"[It] just seems like once we get the rear downforce scienced out a little bit better, then we can have a car that can run at any style of race track," Busch said. "If we just had a little bit more rear downforce, which I think we can find within our own organization, then that will make us a little bit better when we go to Texas in a couple weeks. Right now we have a couple short tracks on the plate in front of us."
Busch's Charger ran well at Atlanta until he was caught up in an incident on a restart and forced into the wall. That dashed any hopes of a good run and didn't give him an entire race to try to get the Charger dialed in even better, either.
That's time Busch admits his team still needs.
"Ever since I've jumped into it, it seems to run great on short runs," Busch said of the Charger, voicing a complaint of many Dodge drivers. "We've been polishing on it to make it a better car in the long run. It just seems from the Fords that I've driven in the past [the Dodge is lacking] a little bit of rear downforce. But we're working on that. We're showing strength each time we come back to the race track.
"Then to see Kasey Kahne win with it, it's that much more gratifying to know we've got a car capable of winning races. Now we've got to go out there and have some luck."
Kahne not only had luck, but a fast Charger at Atlanta. He made the call on a key chassis adjustment that made the car strong enough to get the win, but he knows one victory doesn't mean all the Dodge issues have been settled.
The car is still tough to get dialed in, as Busch said, and Kahne also realizes there's still more that can be done to make the Charger an even better car. The key is making the car more stable than it has been.
"The cars are better than they were last year, and just figuring out how to make them not move around as much has been the biggest thing," Kahne said.
There was talk before the season of Dodge asking NASCAR for a new nose for the Charger, but Ray Evernham said after Kahne's win that that may not happen. The one certainty at this point is that the Dodge teams still don't work together.
"I don't know why we can't seem to agree," Evernham said. "I really don't. I can't answer that, but in the end you've got your own responsibility in things that you believe in. We believe in going one way and some other teams believe in going another way. Right now, I don't think we're going to go to NASCAR. We've had to try to get the cars better ourselves and that's what we're doing.
"Right now it's on us. We've got equipment. We've got resources and we've just got to keep making the cars and motors better on our own."

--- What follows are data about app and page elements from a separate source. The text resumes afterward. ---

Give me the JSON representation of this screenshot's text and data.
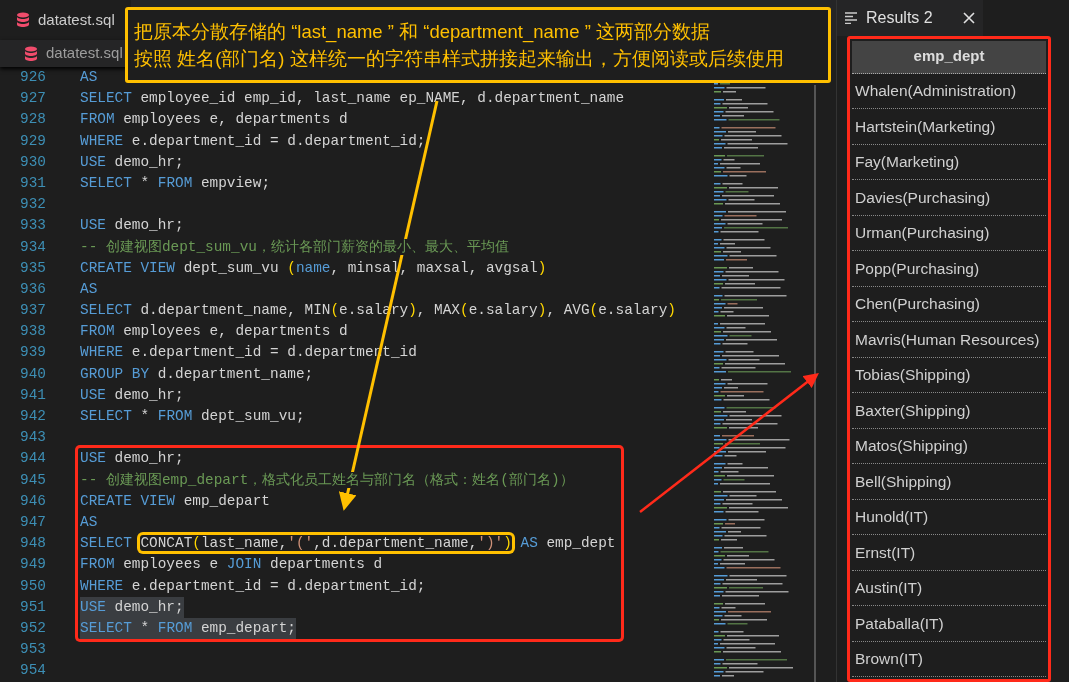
{
  "editor_tabs": [
    {
      "label": "datatest.sql",
      "selected": true
    }
  ],
  "breadcrumb": {
    "label": "datatest.sql"
  },
  "callout": {
    "lines": [
      "把原本分散存储的 “last_name ” 和 “department_name ” 这两部分数据",
      "按照 姓名(部门名) 这样统一的字符串样式拼接起来输出，方便阅读或后续使用"
    ]
  },
  "code": {
    "blocks": [
      {
        "framed": false,
        "lines": [
          {
            "number": "926",
            "selected": false,
            "tokens": [
              {
                "kind": "keyword",
                "text": "AS"
              }
            ]
          },
          {
            "number": "927",
            "selected": false,
            "tokens": [
              {
                "kind": "keyword",
                "text": "SELECT"
              },
              {
                "kind": "plain",
                "text": " employee_id emp_id, last_name ep_NAME, d.department_name"
              }
            ]
          },
          {
            "number": "928",
            "selected": false,
            "tokens": [
              {
                "kind": "keyword",
                "text": "FROM"
              },
              {
                "kind": "plain",
                "text": " employees e, departments d"
              }
            ]
          },
          {
            "number": "929",
            "selected": false,
            "tokens": [
              {
                "kind": "keyword",
                "text": "WHERE"
              },
              {
                "kind": "plain",
                "text": " e.department_id = d.department_id;"
              }
            ]
          },
          {
            "number": "930",
            "selected": false,
            "tokens": [
              {
                "kind": "keyword",
                "text": "USE"
              },
              {
                "kind": "plain",
                "text": " demo_hr;"
              }
            ]
          },
          {
            "number": "931",
            "selected": false,
            "tokens": [
              {
                "kind": "keyword",
                "text": "SELECT"
              },
              {
                "kind": "plain",
                "text": " * "
              },
              {
                "kind": "keyword",
                "text": "FROM"
              },
              {
                "kind": "plain",
                "text": " empview;"
              }
            ]
          },
          {
            "number": "932",
            "selected": false
          },
          {
            "number": "933",
            "selected": false,
            "tokens": [
              {
                "kind": "keyword",
                "text": "USE"
              },
              {
                "kind": "plain",
                "text": " demo_hr;"
              }
            ]
          },
          {
            "number": "934",
            "selected": false,
            "tokens": [
              {
                "kind": "comment",
                "text": "-- 创建视图dept_sum_vu，统计各部门薪资的最小、最大、平均值"
              }
            ]
          },
          {
            "number": "935",
            "selected": false,
            "tokens": [
              {
                "kind": "keyword",
                "text": "CREATE VIEW"
              },
              {
                "kind": "plain",
                "text": " dept_sum_vu "
              },
              {
                "kind": "bracket",
                "text": "("
              },
              {
                "kind": "keyword",
                "text": "name"
              },
              {
                "kind": "plain",
                "text": ", minsal, maxsal, avgsal"
              },
              {
                "kind": "bracket",
                "text": ")"
              }
            ]
          },
          {
            "number": "936",
            "selected": false,
            "tokens": [
              {
                "kind": "keyword",
                "text": "AS"
              }
            ]
          },
          {
            "number": "937",
            "selected": false,
            "tokens": [
              {
                "kind": "keyword",
                "text": "SELECT"
              },
              {
                "kind": "plain",
                "text": " d.department_name, MIN"
              },
              {
                "kind": "bracket",
                "text": "("
              },
              {
                "kind": "plain",
                "text": "e.salary"
              },
              {
                "kind": "bracket",
                "text": ")"
              },
              {
                "kind": "plain",
                "text": ", MAX"
              },
              {
                "kind": "bracket",
                "text": "("
              },
              {
                "kind": "plain",
                "text": "e.salary"
              },
              {
                "kind": "bracket",
                "text": ")"
              },
              {
                "kind": "plain",
                "text": ", AVG"
              },
              {
                "kind": "bracket",
                "text": "("
              },
              {
                "kind": "plain",
                "text": "e.salary"
              },
              {
                "kind": "bracket",
                "text": ")"
              }
            ]
          },
          {
            "number": "938",
            "selected": false,
            "tokens": [
              {
                "kind": "keyword",
                "text": "FROM"
              },
              {
                "kind": "plain",
                "text": " employees e, departments d"
              }
            ]
          },
          {
            "number": "939",
            "selected": false,
            "tokens": [
              {
                "kind": "keyword",
                "text": "WHERE"
              },
              {
                "kind": "plain",
                "text": " e.department_id = d.department_id"
              }
            ]
          },
          {
            "number": "940",
            "selected": false,
            "tokens": [
              {
                "kind": "keyword",
                "text": "GROUP BY"
              },
              {
                "kind": "plain",
                "text": " d.department_name;"
              }
            ]
          },
          {
            "number": "941",
            "selected": false,
            "tokens": [
              {
                "kind": "keyword",
                "text": "USE"
              },
              {
                "kind": "plain",
                "text": " demo_hr;"
              }
            ]
          },
          {
            "number": "942",
            "selected": false,
            "tokens": [
              {
                "kind": "keyword",
                "text": "SELECT"
              },
              {
                "kind": "plain",
                "text": " * "
              },
              {
                "kind": "keyword",
                "text": "FROM"
              },
              {
                "kind": "plain",
                "text": " dept_sum_vu;"
              }
            ]
          },
          {
            "number": "943",
            "selected": false
          }
        ]
      },
      {
        "framed": true,
        "lines": [
          {
            "number": "944",
            "selected": false,
            "tokens": [
              {
                "kind": "keyword",
                "text": "USE"
              },
              {
                "kind": "plain",
                "text": " demo_hr;"
              }
            ]
          },
          {
            "number": "945",
            "selected": false,
            "tokens": [
              {
                "kind": "comment",
                "text": "-- 创建视图emp_depart，格式化员工姓名与部门名（格式：姓名(部门名)）"
              }
            ]
          },
          {
            "number": "946",
            "selected": false,
            "tokens": [
              {
                "kind": "keyword",
                "text": "CREATE VIEW"
              },
              {
                "kind": "plain",
                "text": " emp_depart"
              }
            ]
          },
          {
            "number": "947",
            "selected": false,
            "tokens": [
              {
                "kind": "keyword",
                "text": "AS"
              }
            ]
          },
          {
            "number": "948",
            "selected": false,
            "tokens": [
              {
                "kind": "keyword",
                "text": "SELECT"
              },
              {
                "kind": "group",
                "boxed": true,
                "tokens": [
                  {
                    "kind": "plain",
                    "text": "CONCAT"
                  },
                  {
                    "kind": "bracket",
                    "text": "("
                  },
                  {
                    "kind": "plain",
                    "text": "last_name,"
                  },
                  {
                    "kind": "string",
                    "text": "'('"
                  },
                  {
                    "kind": "plain",
                    "text": ",d.department_name,"
                  },
                  {
                    "kind": "string",
                    "text": "')'"
                  },
                  {
                    "kind": "bracket",
                    "text": ")"
                  }
                ]
              },
              {
                "kind": "keyword",
                "text": " AS"
              },
              {
                "kind": "plain",
                "text": " emp_dept"
              }
            ]
          },
          {
            "number": "949",
            "selected": false,
            "tokens": [
              {
                "kind": "keyword",
                "text": "FROM"
              },
              {
                "kind": "plain",
                "text": " employees e "
              },
              {
                "kind": "keyword",
                "text": "JOIN"
              },
              {
                "kind": "plain",
                "text": " departments d"
              }
            ]
          },
          {
            "number": "950",
            "selected": false,
            "tokens": [
              {
                "kind": "keyword",
                "text": "WHERE"
              },
              {
                "kind": "plain",
                "text": " e.department_id = d.department_id;"
              }
            ]
          },
          {
            "number": "951",
            "selected": true,
            "tokens": [
              {
                "kind": "keyword",
                "text": "USE"
              },
              {
                "kind": "plain",
                "text": " demo_hr;"
              }
            ]
          },
          {
            "number": "952",
            "selected": true,
            "tokens": [
              {
                "kind": "keyword",
                "text": "SELECT"
              },
              {
                "kind": "plain",
                "text": " * "
              },
              {
                "kind": "keyword",
                "text": "FROM"
              },
              {
                "kind": "plain",
                "text": " emp_depart;"
              }
            ]
          }
        ]
      },
      {
        "framed": false,
        "lines": [
          {
            "number": "953",
            "selected": false
          },
          {
            "number": "954",
            "selected": false
          }
        ]
      }
    ]
  },
  "results": {
    "tab": {
      "label": "Results 2",
      "selected": true
    },
    "table": {
      "columns": [
        "emp_dept"
      ],
      "rows": [
        "Whalen(Administration)",
        "Hartstein(Marketing)",
        "Fay(Marketing)",
        "Davies(Purchasing)",
        "Urman(Purchasing)",
        "Popp(Purchasing)",
        "Chen(Purchasing)",
        "Mavris(Human Resources)",
        "Tobias(Shipping)",
        "Baxter(Shipping)",
        "Matos(Shipping)",
        "Bell(Shipping)",
        "Hunold(IT)",
        "Ernst(IT)",
        "Austin(IT)",
        "Pataballa(IT)",
        "Brown(IT)"
      ]
    }
  }
}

Kenny Francis, who leads Kahne's team, obviously wants to give his driver the best car possible each time out. Making that happen with a Charger has certainly been a challenge.

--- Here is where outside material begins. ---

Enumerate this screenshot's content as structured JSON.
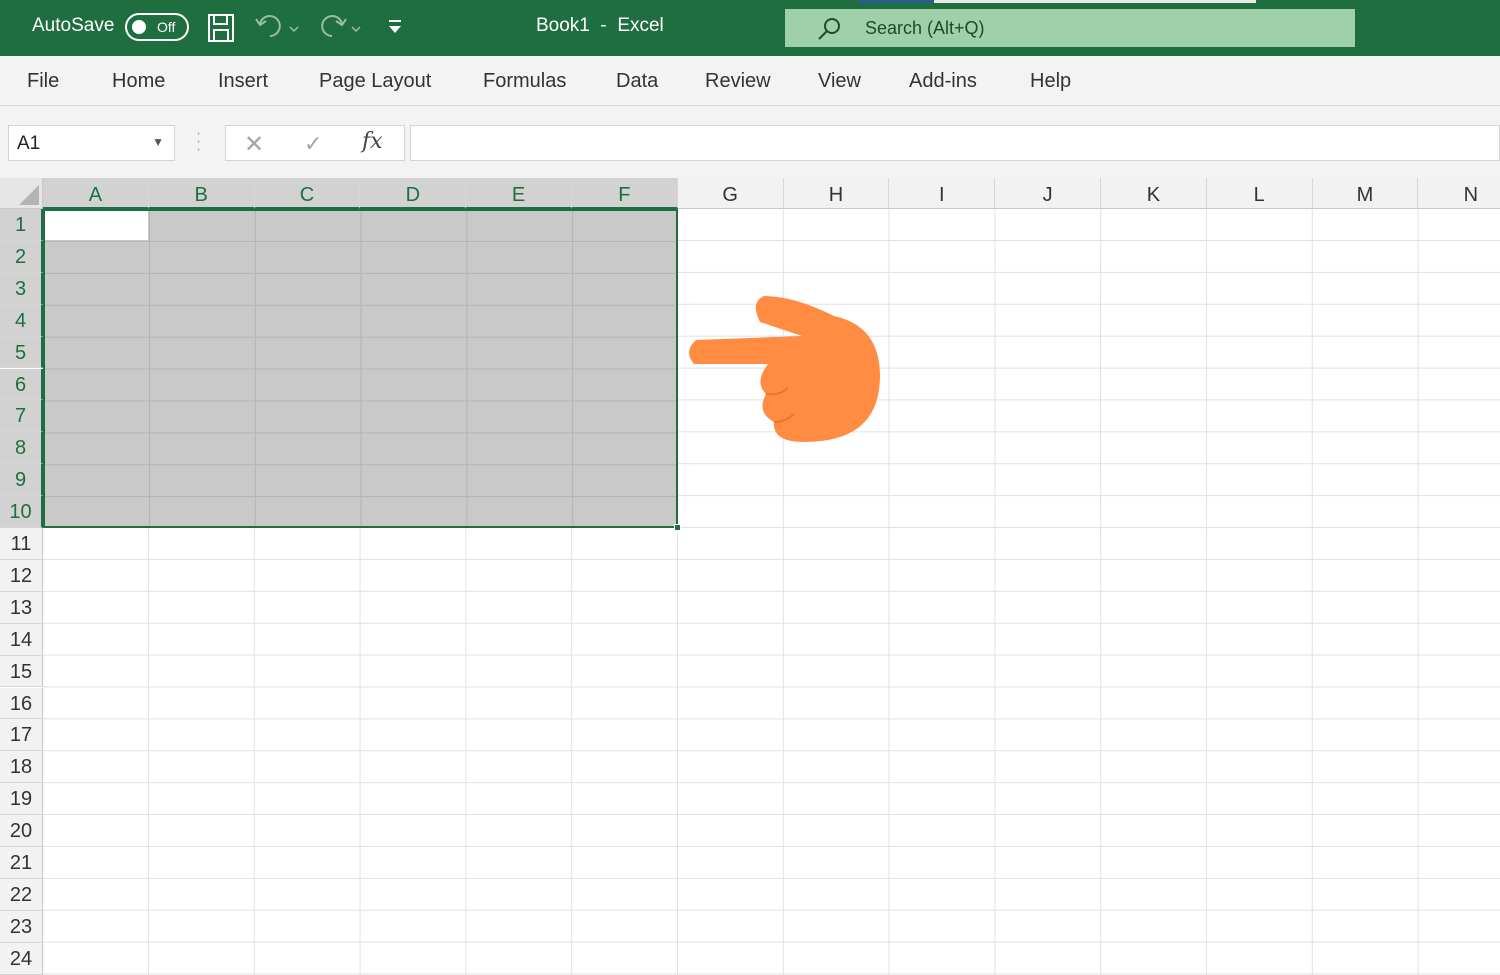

"We've got a year under our belts with the Charger," Francis said. "We're finally starting to get somewhat comfortable with it. We're not totally comfortable with it. To try to validate aerodynamics, it's not easy to say something is better than something else. That's a very difficult task to figure out what's better.
"We tried the '04 car at Homestead [in last year's finale] and we felt it was about the same or worse than the 2005 car. Like Ray said, we've just got to do what's right for us. In the end, we've just got to work on our equipment and make it better."
When all the Dodge teams do just that, maybe the questions surrounding the Charger will finally be laid to rest.
Mark Ashenfelter is an associate editor at NASCAR Scene magazine, which has a Web site at www.scenedaily.com.
Questions about how to make the Dodge Charger more competitive are still elusive as teams fail to work together, writes Mark Ashenfelter.